# WHAT YOU WILL DO
In the entries below, find every line holding the string "image" and collect it.

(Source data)
▽
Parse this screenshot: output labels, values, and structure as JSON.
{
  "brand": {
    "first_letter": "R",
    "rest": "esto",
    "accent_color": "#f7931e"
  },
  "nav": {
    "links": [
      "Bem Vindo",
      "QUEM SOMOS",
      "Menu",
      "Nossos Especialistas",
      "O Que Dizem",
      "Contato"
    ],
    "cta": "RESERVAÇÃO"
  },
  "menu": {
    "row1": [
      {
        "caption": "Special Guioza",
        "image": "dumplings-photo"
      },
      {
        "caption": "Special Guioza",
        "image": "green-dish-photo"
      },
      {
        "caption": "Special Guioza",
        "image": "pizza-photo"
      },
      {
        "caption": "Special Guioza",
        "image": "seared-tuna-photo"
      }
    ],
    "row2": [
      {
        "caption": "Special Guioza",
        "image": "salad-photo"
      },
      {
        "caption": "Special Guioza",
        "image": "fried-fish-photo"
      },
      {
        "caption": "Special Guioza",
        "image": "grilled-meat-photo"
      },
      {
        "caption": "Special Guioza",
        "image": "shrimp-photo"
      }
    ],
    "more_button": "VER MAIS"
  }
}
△
# SOLUTION TO THE EXERCISE
        "image": "dumplings-photo"
        "image": "green-dish-photo"
        "image": "pizza-photo"
        "image": "seared-tuna-photo"
        "image": "salad-photo"
        "image": "fried-fish-photo"
        "image": "grilled-meat-photo"
        "image": "shrimp-photo"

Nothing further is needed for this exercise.